The month of June has not been a good month for Jamaica's football. The senior team the 'Reggae Boyz' were eliminated from the Copa America Centenario without scoring a goal and our Under-20 youth team was eliminated from World Cup qualification by St Kitts, a nation of approximately 33,000 souls (the size of the parish of Hanover). Obviously, something is very wrong with football in Jamaica.
Let us start by looking at the senior team. We are on the verge of being eliminated from the World Cup Qualifiers, just like the Under-20's, as only victory in our last two matches and some help elsewhere will guarantee us moving on to the next stage.
We seem to do well in practice games, while definitely under-performing when it matters most. We have a coach who seemingly is satisfied with 1-0 defeats, which seem to be a frequent post on his resume. What is most disturbing, however, is his now revealed bias against footballers, who play in local competitions.
Chevonne Marsh (also known as "Messi") got an opportunity to "try-out for a professional contract in Europe at about the same time that the squad for the Copa America was being selected. Despite vehement protests from his manager and mentor, Coach Rudolph Speid, the coach of the Reggae Boyz, Winfried Schafer, insisted that Marsh should travel with the team ostensibly to gain valuable experience. Well, despite playing the last first round game in the competition when we were already eliminated, young Marsh, did not get an opportunity to "gain valuable experience". Instead, the coach (and his team of on the scene advisers) selected virtually the same team that had proven in earlier matches to be incapable of scoring! To add insult to injury, he played at left back, a right footed player, who had never played that position before and who spent the entire game switching the ball from his left foot to the right in order to cross the ball into the opponent's 18 yard box.
Football in Jamaica cannot be developed if the players who live and play their football here are systematically denied a chance of international experience by so called "plastic" Jamaicans, who have never played locally, have a tenuous connection to the island, and who, once the competition or the match is completed return to their place of abode with no plans to return to assist in developing the game locally with their expertise.
At the senior level, coaches are hired to perform specific tasks. It may be to develop the local game or it may be to qualify a team or to win a particular competition. Failure to perform up to pre-arranged aims; result in instant parting of the ways. This is the norm for the coaches of teams, who were supposed to advance in the Copa America, but who on elimination understood perfectly that they no longer had a job. It must be so in Jamaica as well. The reported US$50,000 a month that it costs us to have an international coach is a substantial amount of cash to pay for failure.

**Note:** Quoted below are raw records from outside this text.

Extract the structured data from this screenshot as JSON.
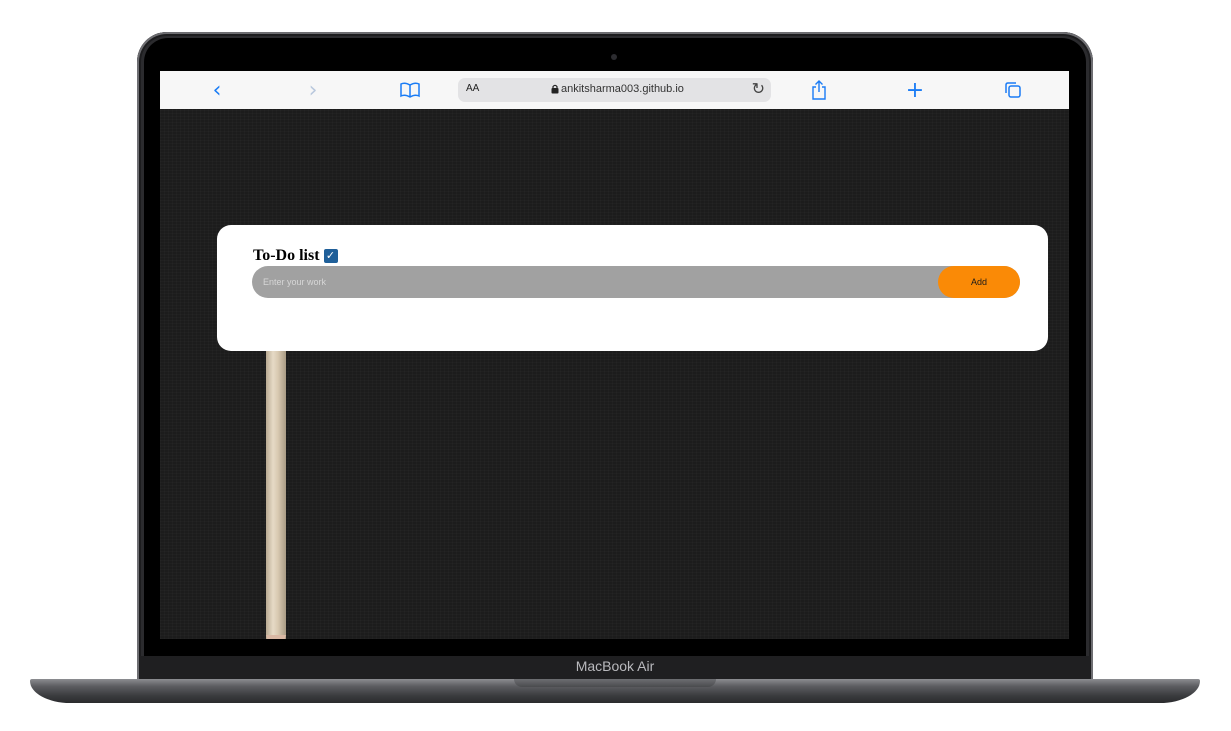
{
  "browser": {
    "reader_label": "AA",
    "url": "ankitsharma003.github.io"
  },
  "todo": {
    "title": "To-Do list",
    "input_placeholder": "Enter your work",
    "add_label": "Add"
  },
  "device": {
    "brand": "MacBook Air"
  },
  "colors": {
    "accent": "#1a7cf5",
    "add_button": "#fa8a06",
    "input_bg": "#a1a1a1",
    "checkbox": "#1f5f99"
  }
}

The future of the sport rests with the youngsters. That is a truism that is hammered into us daily. When the Under-20 team left our shores for the World Cup elimination tournament, our hopes were high mainly because of the known quality of the footballers that were on show during the recently concluded schoolboy competition.
We were told by the coach and his assistant that the young Boyz were well prepared. Then came the shocker: Jamaica were beaten 2-0 by St Kitts and even though we won the last game against the Dominican Republic we were eliminated. I have been to St Kitts and have watched local football matches. The scene in St Kitts is that the coaches who prepare the teams during local competitions are the same people who form the pool of coaches to guide the team in International competition! That is not "rocket science". Those coaches know the youngsters and are acutely aware of what combinations work best for a successful result.
We have, in Jamaica, tried-and-proven schoolboy coaches who know how to win. How come then, when teams are selected for international competition, these same coaches are overlooked in preference for others with little or no experience in successfully coaching youngsters to victory.
Our best (arguably) school boy coach is seconded to the senior team where his knowledge and experience apparently count for nothing and our youngsters are coached by adults who have not completed one full season with a local schoolboy group. The results are there for all to see: continued elimination from international competitions. It has to stop. Local footballers and coaches deserve a chance to develop our football.